**Work task**: What you produce should be every line from the data that includes "location".
____________________
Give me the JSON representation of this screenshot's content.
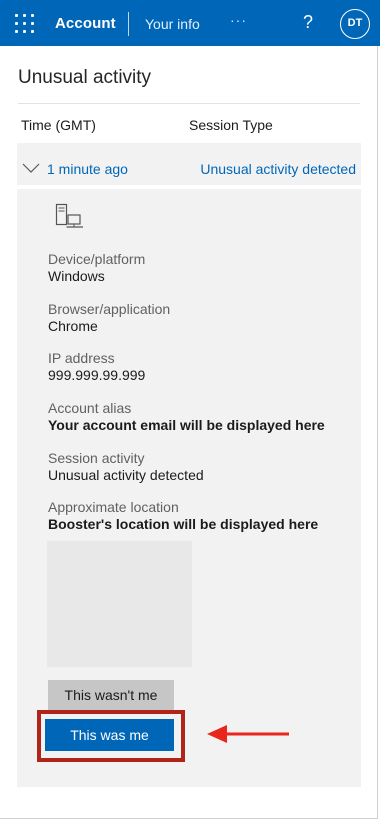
{
  "header": {
    "app_title": "Account",
    "nav_your_info": "Your info",
    "more": "···",
    "help": "?",
    "avatar_initials": "DT",
    "brand_color": "#0067b8"
  },
  "page": {
    "title": "Unusual activity",
    "columns": {
      "time": "Time (GMT)",
      "session_type": "Session Type"
    }
  },
  "activity": {
    "time": "1 minute ago",
    "status": "Unusual activity detected",
    "device_icon": "device-desktop-icon",
    "fields": {
      "device": {
        "label": "Device/platform",
        "value": "Windows"
      },
      "browser": {
        "label": "Browser/application",
        "value": "Chrome"
      },
      "ip": {
        "label": "IP address",
        "value": "999.999.99.999"
      },
      "alias": {
        "label": "Account alias",
        "value": "Your account email will be displayed here"
      },
      "session": {
        "label": "Session activity",
        "value": "Unusual activity detected"
      },
      "location": {
        "label": "Approximate location",
        "value": "Booster's location will be displayed here"
      }
    }
  },
  "actions": {
    "not_me": "This wasn't me",
    "was_me": "This was me",
    "highlight_color": "#b0241a",
    "arrow_color": "#e8261b"
  }
}
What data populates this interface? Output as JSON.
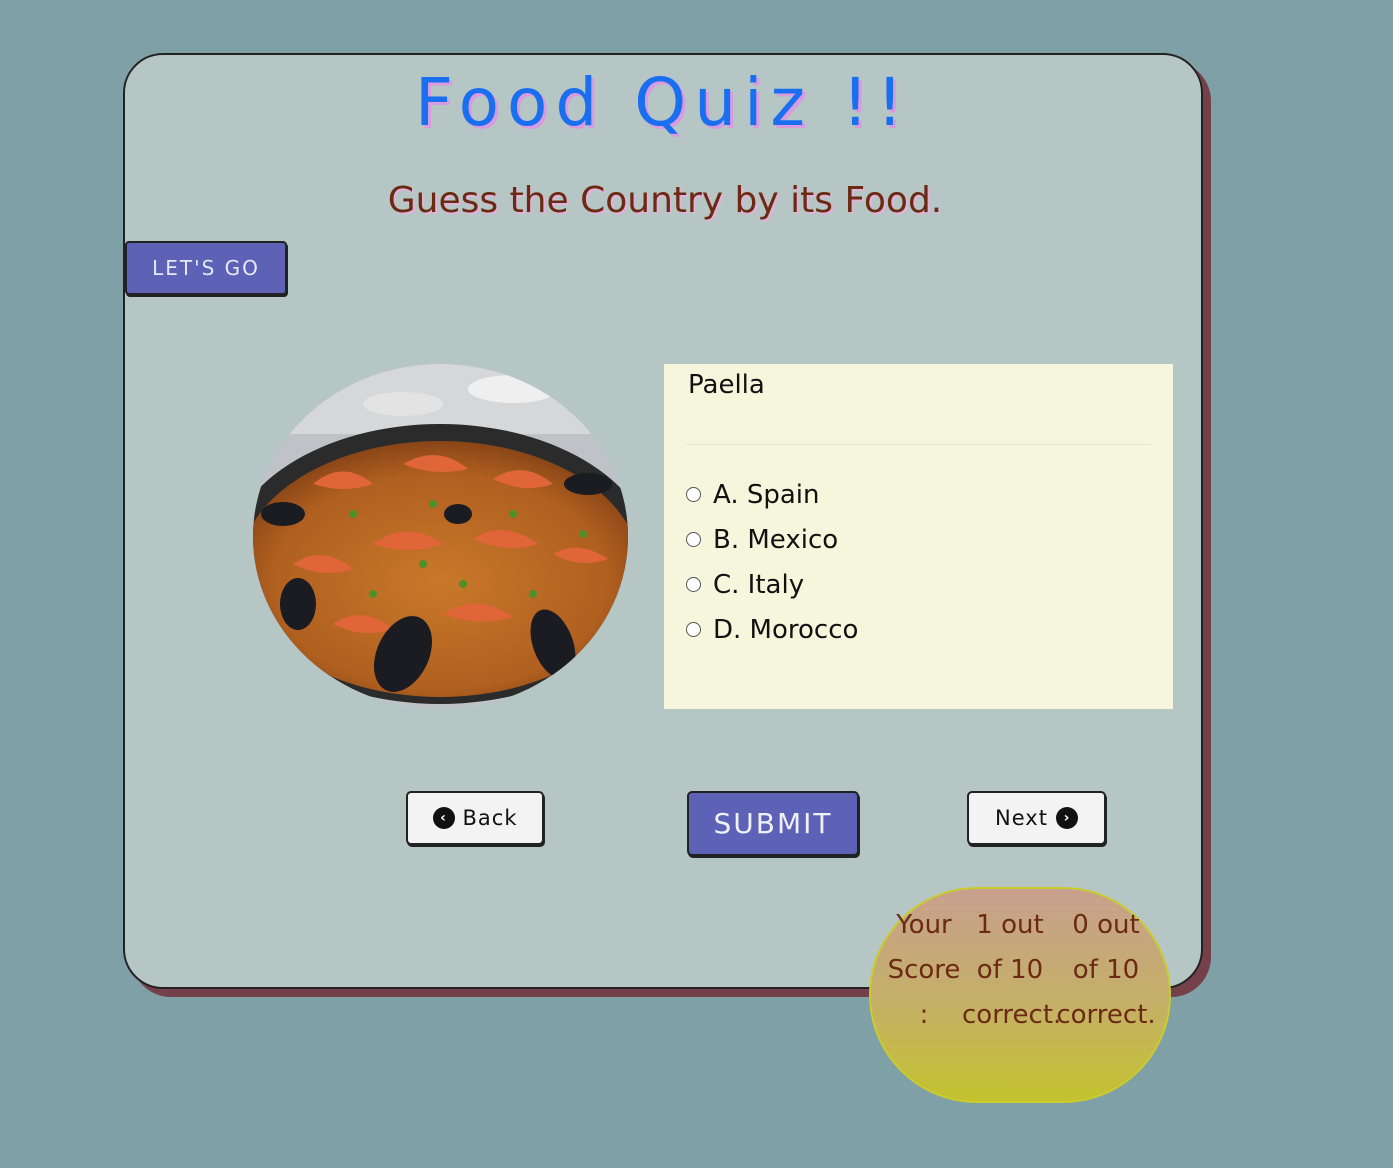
{
  "header": {
    "title": "Food Quiz !!",
    "subtitle": "Guess the Country by its Food."
  },
  "start_button": "LET'S GO",
  "question": {
    "food_name": "Paella",
    "image_icon": "paella-dish-image",
    "options": [
      "A. Spain",
      "B. Mexico",
      "C. Italy",
      "D. Morocco"
    ]
  },
  "navigation": {
    "back_label": "Back",
    "back_icon": "chevron-left-circle-icon",
    "submit_label": "SUBMIT",
    "next_label": "Next",
    "next_icon": "chevron-right-circle-icon"
  },
  "score": {
    "label_line1": "Your",
    "label_line2": "Score",
    "label_line3": ":",
    "first_line1": "1 out",
    "first_line2": "of 10",
    "first_line3": "correct.",
    "second_line1": "0 out",
    "second_line2": "of 10",
    "second_line3": "correct."
  },
  "colors": {
    "background": "#80a0a7",
    "card": "#b6c6c5",
    "card_shadow": "#74414a",
    "title": "#1a6ff0",
    "subtitle": "#6b2a14",
    "button_primary": "#5d62b6",
    "question_box": "#f6f6dc",
    "score_bubble_top": "#c8a08e",
    "score_bubble_bottom": "#c4c22e"
  }
}
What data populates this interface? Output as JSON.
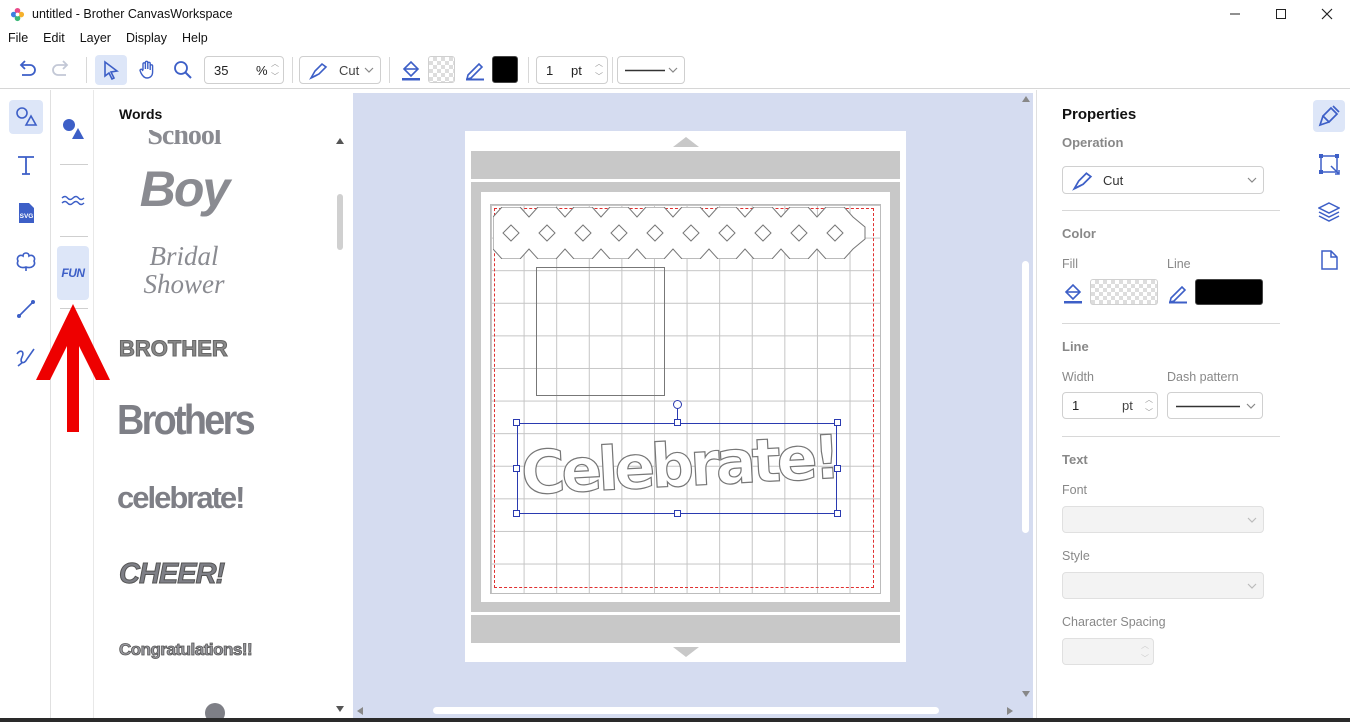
{
  "window": {
    "title": "untitled - Brother CanvasWorkspace"
  },
  "menu": [
    "File",
    "Edit",
    "Layer",
    "Display",
    "Help"
  ],
  "toolbar": {
    "zoom_value": "35",
    "zoom_unit": "%",
    "operation": "Cut",
    "line_width": "1",
    "line_unit": "pt"
  },
  "words_panel": {
    "title": "Words",
    "items": [
      "School",
      "Boy",
      "Bridal Shower",
      "BROTHER",
      "Brothers",
      "celebrate!",
      "CHEER!",
      "Congratulations!!"
    ]
  },
  "category": {
    "fun_label": "FUN"
  },
  "canvas": {
    "selected_text": "Celebrate!"
  },
  "properties": {
    "title": "Properties",
    "operation_label": "Operation",
    "operation_value": "Cut",
    "color_label": "Color",
    "fill_label": "Fill",
    "line_label": "Line",
    "line_section": "Line",
    "width_label": "Width",
    "width_value": "1",
    "width_unit": "pt",
    "dash_label": "Dash pattern",
    "text_section": "Text",
    "font_label": "Font",
    "style_label": "Style",
    "spacing_label": "Character Spacing",
    "line_color": "#000000",
    "accent_color": "#3d5fc7"
  }
}
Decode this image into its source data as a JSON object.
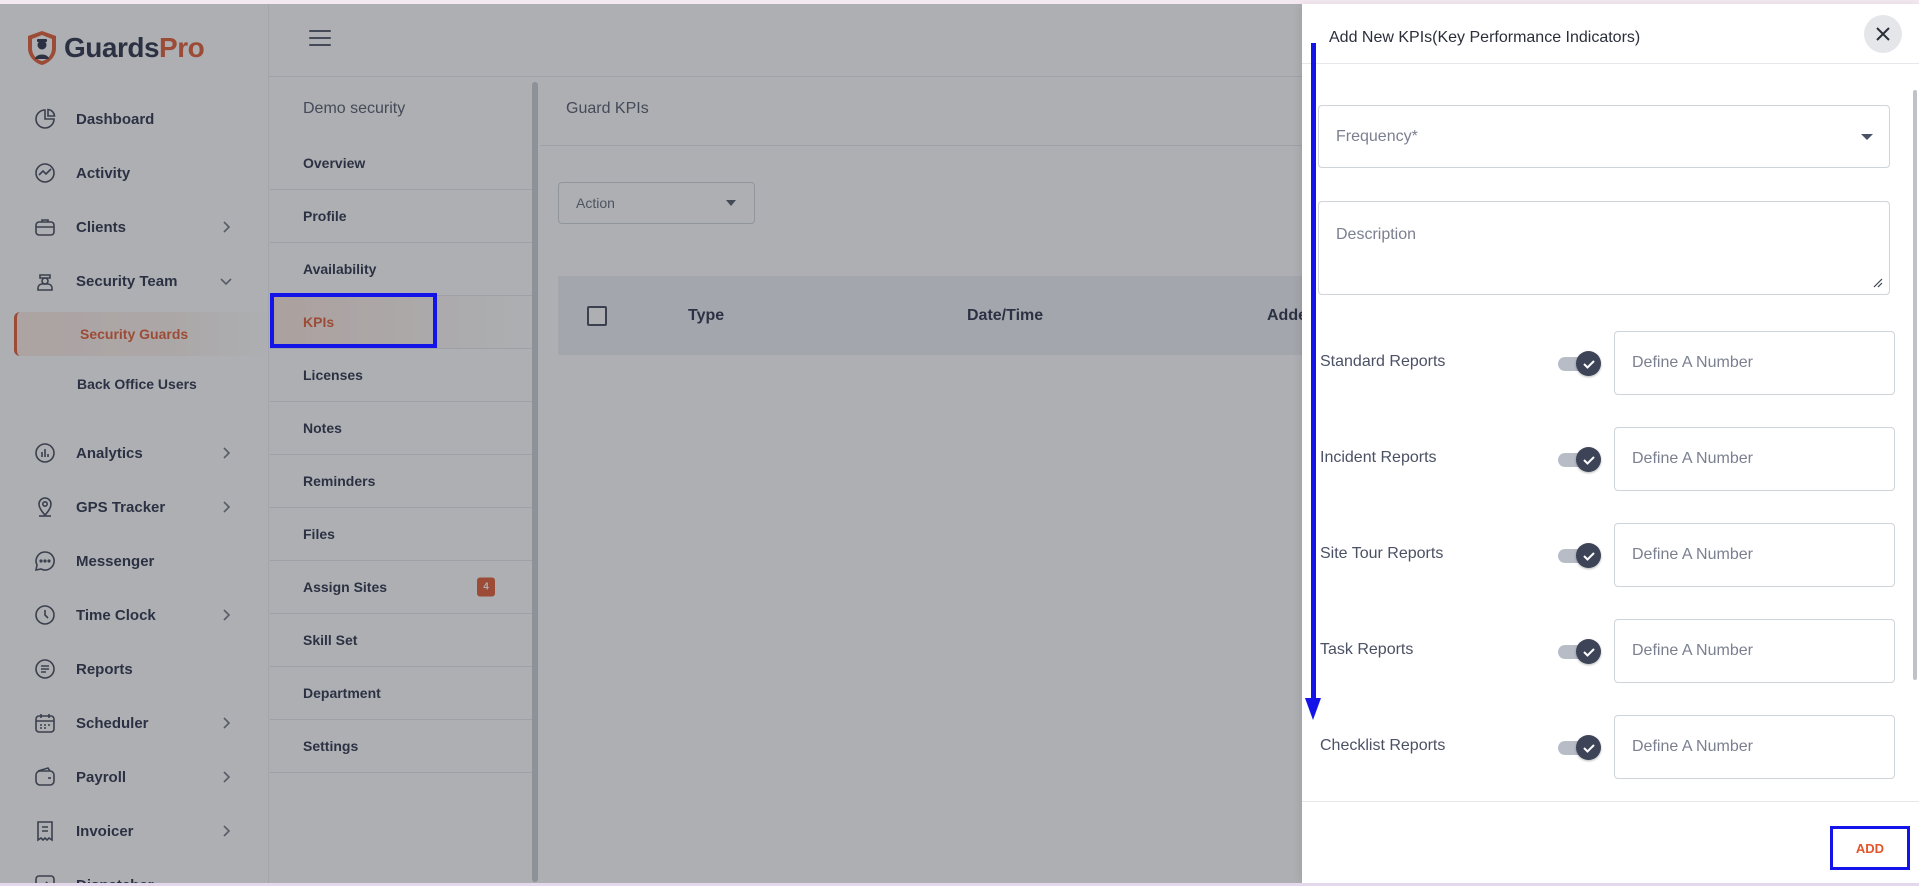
{
  "app": {
    "brand": {
      "name_part1": "Guards",
      "name_part2": "Pro",
      "accent": "#e2552a"
    }
  },
  "sidebar": {
    "items": [
      {
        "label": "Dashboard",
        "icon": "pie-chart-icon",
        "has_children": false
      },
      {
        "label": "Activity",
        "icon": "activity-icon",
        "has_children": false
      },
      {
        "label": "Clients",
        "icon": "briefcase-icon",
        "has_children": true
      },
      {
        "label": "Security Team",
        "icon": "security-guard-icon",
        "has_children": true,
        "expanded": true
      },
      {
        "label": "Analytics",
        "icon": "bar-chart-icon",
        "has_children": true
      },
      {
        "label": "GPS Tracker",
        "icon": "location-pin-icon",
        "has_children": true
      },
      {
        "label": "Messenger",
        "icon": "chat-bubble-icon",
        "has_children": false
      },
      {
        "label": "Time Clock",
        "icon": "clock-icon",
        "has_children": true
      },
      {
        "label": "Reports",
        "icon": "report-document-icon",
        "has_children": false
      },
      {
        "label": "Scheduler",
        "icon": "calendar-icon",
        "has_children": true
      },
      {
        "label": "Payroll",
        "icon": "wallet-icon",
        "has_children": true
      },
      {
        "label": "Invoicer",
        "icon": "invoice-icon",
        "has_children": true
      },
      {
        "label": "Dispatcher",
        "icon": "dispatch-icon",
        "has_children": false
      }
    ],
    "security_team_children": [
      {
        "label": "Security Guards",
        "active": true
      },
      {
        "label": "Back Office Users",
        "active": false
      }
    ]
  },
  "subnav": {
    "title": "Demo security",
    "items": [
      {
        "label": "Overview"
      },
      {
        "label": "Profile"
      },
      {
        "label": "Availability"
      },
      {
        "label": "KPIs",
        "active": true
      },
      {
        "label": "Licenses"
      },
      {
        "label": "Notes"
      },
      {
        "label": "Reminders"
      },
      {
        "label": "Files"
      },
      {
        "label": "Assign Sites",
        "badge": "4"
      },
      {
        "label": "Skill Set"
      },
      {
        "label": "Department"
      },
      {
        "label": "Settings"
      }
    ]
  },
  "content": {
    "title": "Guard KPIs",
    "action_select": "Action",
    "table_headers": [
      "Type",
      "Date/Time",
      "Added"
    ]
  },
  "drawer": {
    "title": "Add New KPIs(Key Performance Indicators)",
    "frequency_label": "Frequency*",
    "description_label": "Description",
    "kpi_rows": [
      {
        "label": "Standard Reports",
        "enabled": true,
        "placeholder": "Define A Number"
      },
      {
        "label": "Incident Reports",
        "enabled": true,
        "placeholder": "Define A Number"
      },
      {
        "label": "Site Tour Reports",
        "enabled": true,
        "placeholder": "Define A Number"
      },
      {
        "label": "Task Reports",
        "enabled": true,
        "placeholder": "Define A Number"
      },
      {
        "label": "Checklist Reports",
        "enabled": true,
        "placeholder": "Define A Number"
      }
    ],
    "add_button": "ADD"
  },
  "colors": {
    "brand_orange": "#e2552a",
    "navy": "#1f2740",
    "annotation_blue": "#1414e8",
    "toggle_knob": "#3d4457"
  }
}
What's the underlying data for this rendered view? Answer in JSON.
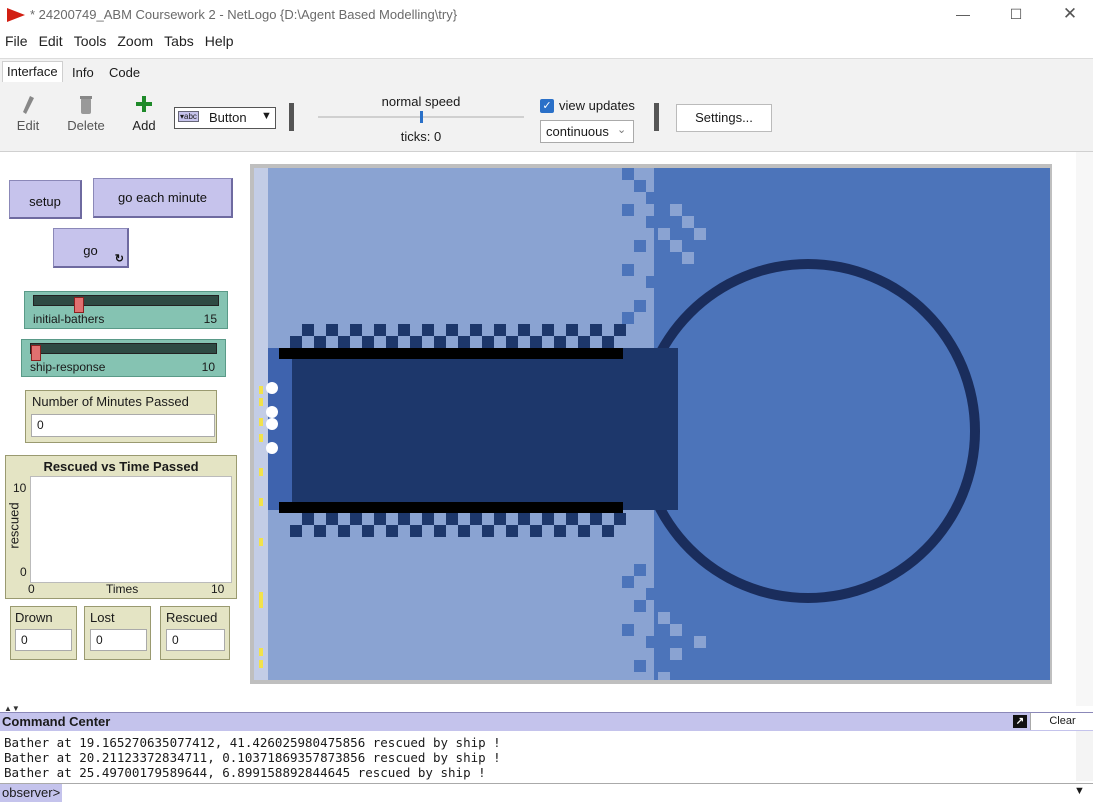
{
  "window": {
    "title": "* 24200749_ABM Coursework 2 - NetLogo {D:\\Agent Based Modelling\\try}",
    "minimize_icon": "minimize-icon",
    "maximize_icon": "maximize-icon",
    "close_icon": "close-icon"
  },
  "menu": [
    "File",
    "Edit",
    "Tools",
    "Zoom",
    "Tabs",
    "Help"
  ],
  "tabs": [
    "Interface",
    "Info",
    "Code"
  ],
  "toolbar": {
    "edit": "Edit",
    "delete": "Delete",
    "add": "Add",
    "widget_type": "Button",
    "speed_label": "normal speed",
    "ticks_label": "ticks: 0",
    "view_updates": "view updates",
    "update_mode": "continuous",
    "settings": "Settings..."
  },
  "widgets": {
    "setup": "setup",
    "go_each_minute": "go each minute",
    "go": "go",
    "slider_bathers": {
      "label": "initial-bathers",
      "value": "15",
      "fraction": 0.23
    },
    "slider_ship": {
      "label": "ship-response",
      "value": "10",
      "fraction": 0.0
    },
    "minutes_monitor": {
      "label": "Number of Minutes Passed",
      "value": "0"
    },
    "plot": {
      "title": "Rescued vs Time Passed",
      "ylabel": "rescued",
      "xlabel": "Times",
      "ymax": "10",
      "ymin": "0",
      "xmin": "0",
      "xmax": "10"
    },
    "drown": {
      "label": "Drown",
      "value": "0"
    },
    "lost": {
      "label": "Lost",
      "value": "0"
    },
    "rescued": {
      "label": "Rescued",
      "value": "0"
    }
  },
  "colors": {
    "shallow": "#8aa3d2",
    "mid": "#4c74ba",
    "deep": "#1d376b",
    "darkest": "#1a2d5c",
    "button": "#c6c3ec",
    "slider": "#85c3b2",
    "monitor": "#e4e4c4"
  },
  "command_center": {
    "title": "Command Center",
    "clear": "Clear",
    "lines": [
      "Bather at 19.165270635077412, 41.426025980475856 rescued by ship !",
      "Bather at 20.21123372834711, 0.10371869357873856 rescued by ship !",
      "Bather at 25.49700179589644, 6.899158892844645 rescued by ship !"
    ],
    "prompt": "observer>"
  }
}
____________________
**Response area**:
      "location": {
        "label": "Approximate location",
        "value": "Booster's location will be displayed here"
        "icon": "location-pin-icon",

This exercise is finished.